Baltimore Ravens quarterback Lamar Jackson is facing a copyright lawsuit filed Thursday in federal court in Florida by a photographer who alleges unauthorized use of photos he took during Jackson’s college career at the University of Louisville.
Photographer Richard H. Barnes Jr. alleges that Jackson, “or someone acting at his direction,” sold merchandise including apparel, backpacks, smartphone accessories, kitchen accessories, and/or other merchandise that include one of Barnes’ photos depicting Jackson “through at least” Apparel.com.
The complaint also alleges that Jackson retained co-defendant Ronald Dupont, owner of Stacks Jewelry in Miami, to create a “sculptural version” of one of the photos and that Stacks Jewelry then posted photos of the unauthorized jewelry on its Instagram page.
Barnes also asserts that Jackson has posted his photos without authorization on Instagram, Twitter, and Facebook, and that a YouTube video shows Jackson “wearing a clothing article displaying and using an unauthorized derivative work that displays and uses” one of Barnes’ photos.
The five photos at issue were taken on Sept. 9, 2016, during a game between the University of Louisville and Syracuse University, according to the complaint filed in the U.S. District Court for the Southern District of Florida.
Jackson won the Heisman Trophy in 2016 and was named All-American in his sophomore year. The Ravens selected him in the 2018 draft, and he took over as quarterback that year after Joe Flacco was injured. He was named unanimous NFL MVP in 2019, the year in which he broke the record for the most rushing yards in a season by a quarterback.
Causes of Action: Copyright Act, Racketeer Influenced and Corrupt Organizations Act.
Relief: Damages, attorneys’ fees, and costs.

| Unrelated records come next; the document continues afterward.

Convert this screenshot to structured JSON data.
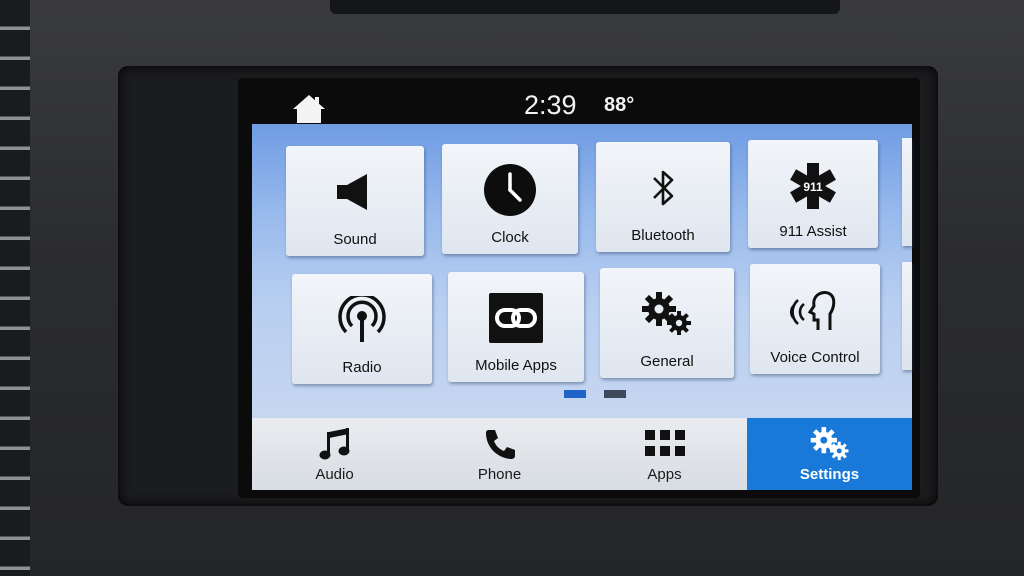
{
  "status": {
    "time": "2:39",
    "temperature": "88°"
  },
  "tiles": [
    {
      "label": "Sound",
      "icon": "speaker-icon"
    },
    {
      "label": "Clock",
      "icon": "clock-icon"
    },
    {
      "label": "Bluetooth",
      "icon": "bluetooth-icon"
    },
    {
      "label": "911 Assist",
      "icon": "emergency-star-icon",
      "badge": "911"
    },
    {
      "label": "Radio",
      "icon": "radio-antenna-icon"
    },
    {
      "label": "Mobile Apps",
      "icon": "link-icon"
    },
    {
      "label": "General",
      "icon": "gears-icon"
    },
    {
      "label": "Voice Control",
      "icon": "voice-head-icon"
    }
  ],
  "pagination": {
    "current_page": 1,
    "total_pages": 2
  },
  "tabs": [
    {
      "label": "Audio",
      "icon": "music-note-icon",
      "active": false
    },
    {
      "label": "Phone",
      "icon": "phone-handset-icon",
      "active": false
    },
    {
      "label": "Apps",
      "icon": "grid-icon",
      "active": false
    },
    {
      "label": "Settings",
      "icon": "gears-icon",
      "active": true
    }
  ],
  "colors": {
    "accent_blue": "#1979d8",
    "page_dot_active": "#1f63c6",
    "background_sky": "#97b9ec"
  }
}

Response: Neither Jackson nor Dupont responded to requests for comment.
Attorneys: Jacobson Law PA represents Barnes.
The case is Barnes v. Jackson, S.D. Fla., No. 21-cv-80722, 4/15/21.